Coming few days after a former Inspector-General of Police, Suleiman Abba, said the force prevailed on then President Goodluck Jonathan to concede defeat to Muhammadu Buhari after the 2015 election, a former military head of state, General Abdulsalami Abubakar (retd), has revealed the process that led to Jonathan agreeing that Buhari defeated him at the polls.
The former military leader made this disclosure yesterday at the 2018 Annual General Conference of the Nigerian Bar Association, NBA, where he delivered a keynote address on “Political transitions in Africa: Lessons to learn.”
He gave credit to Jonathan for not only conceding defeat, but for congratulating Candidate Muhammadu Buhari who ran against the ruling Peoples Democratic Party, PDP, on the platform of the All Progressives Congress, APC..
Abdulsalami added, “All analyses of political trend in the run up to Nigeria’s 2015 general elections pointed to above scenario playing out. Very early on, I teamed up with some well-meaning non-partisan stakeholders and elder statesmen to engage the key contestants and party leaders with a view to forestalling such a scenario.
“Under the auspices of a peace initiative, we brokered an agreement with leading contestants, in form of a Memorandum of Understanding, for them to accept the outcome of the elections, preach cordiality in relations and conduct peaceful campaigns.
“It is gratifying to note that, courtesy of our humble effort and the goodwill extended to it by the contestants and the Nigerian public, the 2015 national elections were conducted peacefully.”
“To his eternal credit, the then incumbent President Goodluck Jonathan, who lost the polls had the magnanimity to concede defeat and congratulate the candidate of the opposition party. In the end, peace, amity and political stability prevailed in the land.”
The former military ruler went on to state that the origin of Africa’s political problems was “the action of its sit-tight leaders, who amend the constitution in order to perpetuate themselves.”
“These leaders have the tendency to manipulate very vital democratic organs, particularly the legislature and, sometimes, the judiciary, to suppress any dissenting voice.
“Despite all these, Africa is now harvesting an influx of leaders and politicians. The young people who are emerging are more educated and internationally exposed than the current old leaders we have all over Africa.

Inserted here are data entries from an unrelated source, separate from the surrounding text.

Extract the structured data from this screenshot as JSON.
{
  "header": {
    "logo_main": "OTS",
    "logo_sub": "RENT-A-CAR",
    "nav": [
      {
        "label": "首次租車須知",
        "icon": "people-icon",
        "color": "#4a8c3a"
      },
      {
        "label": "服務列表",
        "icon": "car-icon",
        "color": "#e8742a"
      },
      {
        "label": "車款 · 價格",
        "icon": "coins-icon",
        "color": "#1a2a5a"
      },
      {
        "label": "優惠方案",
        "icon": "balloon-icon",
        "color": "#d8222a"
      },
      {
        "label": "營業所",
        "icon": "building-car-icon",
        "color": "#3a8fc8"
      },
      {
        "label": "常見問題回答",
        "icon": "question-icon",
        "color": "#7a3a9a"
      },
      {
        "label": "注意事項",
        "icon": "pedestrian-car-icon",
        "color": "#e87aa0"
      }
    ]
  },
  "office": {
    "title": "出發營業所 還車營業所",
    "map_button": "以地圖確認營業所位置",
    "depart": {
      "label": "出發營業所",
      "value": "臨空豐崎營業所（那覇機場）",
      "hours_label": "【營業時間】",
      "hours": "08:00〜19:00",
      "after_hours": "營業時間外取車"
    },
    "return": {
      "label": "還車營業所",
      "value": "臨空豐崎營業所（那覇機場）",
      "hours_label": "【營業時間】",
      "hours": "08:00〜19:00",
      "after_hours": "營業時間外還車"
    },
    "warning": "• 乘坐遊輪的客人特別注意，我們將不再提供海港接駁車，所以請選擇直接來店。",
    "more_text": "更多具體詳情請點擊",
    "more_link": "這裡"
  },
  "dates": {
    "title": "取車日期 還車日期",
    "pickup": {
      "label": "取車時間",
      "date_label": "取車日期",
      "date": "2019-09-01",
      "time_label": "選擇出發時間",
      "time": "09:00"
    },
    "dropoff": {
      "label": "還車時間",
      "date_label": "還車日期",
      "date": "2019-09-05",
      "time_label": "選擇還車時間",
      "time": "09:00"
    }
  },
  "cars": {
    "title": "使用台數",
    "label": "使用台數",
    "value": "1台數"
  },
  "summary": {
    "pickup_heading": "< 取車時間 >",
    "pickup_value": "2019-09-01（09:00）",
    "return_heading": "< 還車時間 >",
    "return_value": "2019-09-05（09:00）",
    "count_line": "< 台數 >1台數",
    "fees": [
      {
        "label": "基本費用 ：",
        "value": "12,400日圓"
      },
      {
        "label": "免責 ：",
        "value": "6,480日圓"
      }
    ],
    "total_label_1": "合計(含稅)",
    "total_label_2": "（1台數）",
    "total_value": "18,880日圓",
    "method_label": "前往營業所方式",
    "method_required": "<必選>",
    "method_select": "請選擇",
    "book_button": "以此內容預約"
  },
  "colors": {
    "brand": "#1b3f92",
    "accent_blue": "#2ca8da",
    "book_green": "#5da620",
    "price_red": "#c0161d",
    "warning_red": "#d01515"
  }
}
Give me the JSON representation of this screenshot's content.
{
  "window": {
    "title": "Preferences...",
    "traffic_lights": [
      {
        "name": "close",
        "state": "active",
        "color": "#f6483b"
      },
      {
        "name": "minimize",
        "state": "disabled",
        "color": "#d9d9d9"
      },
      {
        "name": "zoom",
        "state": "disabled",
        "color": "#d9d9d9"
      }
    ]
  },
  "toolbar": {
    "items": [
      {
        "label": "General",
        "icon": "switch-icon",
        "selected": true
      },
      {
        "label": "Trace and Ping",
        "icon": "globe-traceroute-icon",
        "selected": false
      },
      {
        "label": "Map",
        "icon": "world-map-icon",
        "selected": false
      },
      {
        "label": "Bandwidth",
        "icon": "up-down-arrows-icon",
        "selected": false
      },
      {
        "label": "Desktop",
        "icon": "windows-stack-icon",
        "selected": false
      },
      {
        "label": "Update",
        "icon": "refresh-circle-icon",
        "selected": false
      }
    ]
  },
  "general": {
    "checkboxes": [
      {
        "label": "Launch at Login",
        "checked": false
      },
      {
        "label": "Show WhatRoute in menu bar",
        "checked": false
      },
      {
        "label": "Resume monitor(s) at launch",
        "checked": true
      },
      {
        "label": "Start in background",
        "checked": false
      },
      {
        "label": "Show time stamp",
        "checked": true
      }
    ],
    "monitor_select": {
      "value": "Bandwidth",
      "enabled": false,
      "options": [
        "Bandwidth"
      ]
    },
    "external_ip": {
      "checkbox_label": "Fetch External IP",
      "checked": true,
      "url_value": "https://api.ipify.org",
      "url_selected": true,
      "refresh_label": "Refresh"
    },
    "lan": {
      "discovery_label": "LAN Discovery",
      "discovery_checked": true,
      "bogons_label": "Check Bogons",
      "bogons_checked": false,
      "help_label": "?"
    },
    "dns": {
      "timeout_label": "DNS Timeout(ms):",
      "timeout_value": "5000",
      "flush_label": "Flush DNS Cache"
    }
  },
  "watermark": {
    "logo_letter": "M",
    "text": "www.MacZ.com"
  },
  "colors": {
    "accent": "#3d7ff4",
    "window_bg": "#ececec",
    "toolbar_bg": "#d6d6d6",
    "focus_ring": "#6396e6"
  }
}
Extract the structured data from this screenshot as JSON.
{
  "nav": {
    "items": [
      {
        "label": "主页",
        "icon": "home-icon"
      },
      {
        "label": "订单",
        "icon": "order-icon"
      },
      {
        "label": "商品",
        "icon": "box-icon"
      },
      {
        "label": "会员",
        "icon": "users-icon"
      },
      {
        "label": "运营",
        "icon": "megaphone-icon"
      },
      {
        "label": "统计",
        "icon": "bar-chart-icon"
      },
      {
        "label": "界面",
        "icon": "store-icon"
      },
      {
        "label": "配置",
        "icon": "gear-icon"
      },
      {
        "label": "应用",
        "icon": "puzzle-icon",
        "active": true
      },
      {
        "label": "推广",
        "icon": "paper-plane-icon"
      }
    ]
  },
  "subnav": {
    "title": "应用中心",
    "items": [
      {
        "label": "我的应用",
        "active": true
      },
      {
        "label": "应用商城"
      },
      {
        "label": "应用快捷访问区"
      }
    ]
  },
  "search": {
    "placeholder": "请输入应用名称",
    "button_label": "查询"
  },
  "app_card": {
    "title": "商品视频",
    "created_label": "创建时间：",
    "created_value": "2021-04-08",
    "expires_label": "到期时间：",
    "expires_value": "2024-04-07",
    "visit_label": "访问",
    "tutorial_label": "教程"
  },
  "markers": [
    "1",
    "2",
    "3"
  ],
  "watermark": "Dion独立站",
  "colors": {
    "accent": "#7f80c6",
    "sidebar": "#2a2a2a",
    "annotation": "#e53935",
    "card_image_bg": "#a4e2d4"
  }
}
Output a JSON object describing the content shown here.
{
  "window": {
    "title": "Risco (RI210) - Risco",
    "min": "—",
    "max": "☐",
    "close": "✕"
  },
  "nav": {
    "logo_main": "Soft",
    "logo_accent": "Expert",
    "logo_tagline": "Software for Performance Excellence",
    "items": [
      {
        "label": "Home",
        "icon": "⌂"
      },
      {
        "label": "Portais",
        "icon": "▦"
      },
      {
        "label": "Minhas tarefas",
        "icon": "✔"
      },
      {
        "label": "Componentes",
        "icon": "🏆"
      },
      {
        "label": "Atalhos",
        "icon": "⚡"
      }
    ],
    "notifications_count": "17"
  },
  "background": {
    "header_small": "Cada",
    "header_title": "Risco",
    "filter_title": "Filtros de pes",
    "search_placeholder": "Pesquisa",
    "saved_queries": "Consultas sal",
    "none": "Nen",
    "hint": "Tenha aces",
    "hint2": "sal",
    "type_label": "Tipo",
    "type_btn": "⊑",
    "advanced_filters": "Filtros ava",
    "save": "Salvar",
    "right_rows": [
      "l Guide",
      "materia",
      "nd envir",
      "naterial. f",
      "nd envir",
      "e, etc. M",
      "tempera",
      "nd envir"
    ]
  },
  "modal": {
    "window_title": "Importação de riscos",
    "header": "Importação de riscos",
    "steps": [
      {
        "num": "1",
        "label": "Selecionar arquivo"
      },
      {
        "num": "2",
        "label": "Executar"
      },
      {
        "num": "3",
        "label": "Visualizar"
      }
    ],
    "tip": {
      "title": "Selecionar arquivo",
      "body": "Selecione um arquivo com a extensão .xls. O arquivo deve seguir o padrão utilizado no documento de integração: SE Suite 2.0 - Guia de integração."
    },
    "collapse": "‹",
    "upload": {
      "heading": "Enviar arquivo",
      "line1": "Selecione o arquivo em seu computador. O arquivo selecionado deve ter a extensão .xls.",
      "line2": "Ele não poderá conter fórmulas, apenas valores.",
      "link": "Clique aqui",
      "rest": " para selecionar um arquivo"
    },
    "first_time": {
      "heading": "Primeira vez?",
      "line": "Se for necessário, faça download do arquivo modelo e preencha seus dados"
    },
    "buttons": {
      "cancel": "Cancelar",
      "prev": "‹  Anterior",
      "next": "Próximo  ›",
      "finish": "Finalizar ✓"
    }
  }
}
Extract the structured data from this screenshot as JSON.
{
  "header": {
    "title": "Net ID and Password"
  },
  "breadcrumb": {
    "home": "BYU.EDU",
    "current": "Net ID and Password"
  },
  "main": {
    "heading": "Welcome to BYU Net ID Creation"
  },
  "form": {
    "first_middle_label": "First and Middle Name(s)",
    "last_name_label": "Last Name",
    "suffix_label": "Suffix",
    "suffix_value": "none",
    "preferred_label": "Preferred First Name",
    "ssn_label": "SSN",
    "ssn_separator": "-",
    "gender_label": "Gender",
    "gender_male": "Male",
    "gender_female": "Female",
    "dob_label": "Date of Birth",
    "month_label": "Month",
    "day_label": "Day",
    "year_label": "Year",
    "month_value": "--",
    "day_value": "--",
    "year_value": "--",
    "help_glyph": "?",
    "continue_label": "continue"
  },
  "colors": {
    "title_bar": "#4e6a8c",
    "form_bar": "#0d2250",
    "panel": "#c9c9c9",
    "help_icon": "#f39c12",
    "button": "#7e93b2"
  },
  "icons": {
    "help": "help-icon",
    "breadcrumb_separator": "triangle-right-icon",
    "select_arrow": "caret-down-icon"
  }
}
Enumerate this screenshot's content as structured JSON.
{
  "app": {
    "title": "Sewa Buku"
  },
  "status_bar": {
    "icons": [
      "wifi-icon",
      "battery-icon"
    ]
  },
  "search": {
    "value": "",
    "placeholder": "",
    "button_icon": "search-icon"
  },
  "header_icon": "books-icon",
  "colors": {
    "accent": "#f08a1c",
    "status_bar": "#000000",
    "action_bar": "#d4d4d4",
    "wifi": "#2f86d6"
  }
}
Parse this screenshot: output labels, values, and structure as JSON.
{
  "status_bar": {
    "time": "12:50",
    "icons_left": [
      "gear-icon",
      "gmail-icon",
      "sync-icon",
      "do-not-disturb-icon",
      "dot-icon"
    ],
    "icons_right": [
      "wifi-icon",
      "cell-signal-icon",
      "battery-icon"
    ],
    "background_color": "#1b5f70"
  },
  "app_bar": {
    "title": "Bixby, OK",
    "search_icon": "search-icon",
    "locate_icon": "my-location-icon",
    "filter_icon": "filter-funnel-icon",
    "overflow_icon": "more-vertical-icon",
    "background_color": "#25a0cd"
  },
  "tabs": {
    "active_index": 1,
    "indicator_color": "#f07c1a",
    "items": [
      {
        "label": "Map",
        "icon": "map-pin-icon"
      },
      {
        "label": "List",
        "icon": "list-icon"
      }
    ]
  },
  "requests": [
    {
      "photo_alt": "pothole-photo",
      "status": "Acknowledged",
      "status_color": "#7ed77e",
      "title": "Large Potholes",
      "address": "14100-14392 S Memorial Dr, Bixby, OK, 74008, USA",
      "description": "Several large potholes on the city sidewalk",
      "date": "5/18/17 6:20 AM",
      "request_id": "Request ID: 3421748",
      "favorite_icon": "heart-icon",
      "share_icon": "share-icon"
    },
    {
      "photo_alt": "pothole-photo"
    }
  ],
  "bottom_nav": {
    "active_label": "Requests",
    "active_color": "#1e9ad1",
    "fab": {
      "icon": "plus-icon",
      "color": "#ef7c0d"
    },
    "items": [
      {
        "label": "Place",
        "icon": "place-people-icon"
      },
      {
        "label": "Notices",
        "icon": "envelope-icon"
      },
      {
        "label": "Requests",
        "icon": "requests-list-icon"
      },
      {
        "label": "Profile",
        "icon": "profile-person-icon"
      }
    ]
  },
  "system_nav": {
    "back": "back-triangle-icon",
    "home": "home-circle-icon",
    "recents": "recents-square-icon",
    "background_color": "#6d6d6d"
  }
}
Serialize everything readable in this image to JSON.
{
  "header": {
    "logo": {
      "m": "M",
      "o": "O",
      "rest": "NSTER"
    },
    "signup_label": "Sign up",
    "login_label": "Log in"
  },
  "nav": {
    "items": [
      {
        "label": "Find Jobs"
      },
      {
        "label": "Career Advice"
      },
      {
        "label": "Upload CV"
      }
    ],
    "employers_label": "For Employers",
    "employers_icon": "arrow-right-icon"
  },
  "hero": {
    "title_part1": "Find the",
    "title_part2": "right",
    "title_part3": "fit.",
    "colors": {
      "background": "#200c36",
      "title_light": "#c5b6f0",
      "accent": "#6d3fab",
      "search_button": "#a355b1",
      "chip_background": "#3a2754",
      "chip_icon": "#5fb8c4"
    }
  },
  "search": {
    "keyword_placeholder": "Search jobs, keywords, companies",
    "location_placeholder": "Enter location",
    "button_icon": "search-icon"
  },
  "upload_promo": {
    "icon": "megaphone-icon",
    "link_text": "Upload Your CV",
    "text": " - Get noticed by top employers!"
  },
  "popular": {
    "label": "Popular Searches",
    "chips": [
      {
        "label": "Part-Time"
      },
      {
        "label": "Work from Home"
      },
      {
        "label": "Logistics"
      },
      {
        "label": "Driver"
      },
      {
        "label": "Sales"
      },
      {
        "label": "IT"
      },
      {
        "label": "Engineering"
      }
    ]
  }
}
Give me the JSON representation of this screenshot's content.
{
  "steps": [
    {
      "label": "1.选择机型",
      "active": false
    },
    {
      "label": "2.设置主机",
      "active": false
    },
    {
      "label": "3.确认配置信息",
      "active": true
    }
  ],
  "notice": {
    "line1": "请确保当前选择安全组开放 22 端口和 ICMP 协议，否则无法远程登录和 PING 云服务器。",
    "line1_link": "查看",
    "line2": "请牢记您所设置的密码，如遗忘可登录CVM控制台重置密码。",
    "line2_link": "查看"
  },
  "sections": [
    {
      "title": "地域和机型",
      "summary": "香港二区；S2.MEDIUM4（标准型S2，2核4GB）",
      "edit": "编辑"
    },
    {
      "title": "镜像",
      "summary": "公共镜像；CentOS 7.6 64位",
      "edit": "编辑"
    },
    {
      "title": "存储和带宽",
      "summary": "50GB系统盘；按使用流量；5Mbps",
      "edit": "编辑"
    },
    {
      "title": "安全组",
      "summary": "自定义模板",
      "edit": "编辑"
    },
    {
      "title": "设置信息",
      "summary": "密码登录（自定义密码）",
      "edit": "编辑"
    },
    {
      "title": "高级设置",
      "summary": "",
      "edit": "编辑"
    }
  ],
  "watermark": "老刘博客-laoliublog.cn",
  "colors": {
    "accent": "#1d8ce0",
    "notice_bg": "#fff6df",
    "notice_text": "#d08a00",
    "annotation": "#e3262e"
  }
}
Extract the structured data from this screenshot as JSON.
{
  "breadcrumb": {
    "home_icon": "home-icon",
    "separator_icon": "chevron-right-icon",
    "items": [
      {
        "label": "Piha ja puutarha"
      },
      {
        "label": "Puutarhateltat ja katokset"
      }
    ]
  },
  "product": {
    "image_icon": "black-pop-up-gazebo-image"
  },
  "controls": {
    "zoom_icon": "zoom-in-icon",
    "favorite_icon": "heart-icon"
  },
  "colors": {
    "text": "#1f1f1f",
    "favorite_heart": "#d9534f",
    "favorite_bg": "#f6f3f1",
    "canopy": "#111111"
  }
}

“And these young men and women are trying to make their marks. However, as you know, they are hampered by the high cost of electioneering in developing countries and, indeed, the world,” he said.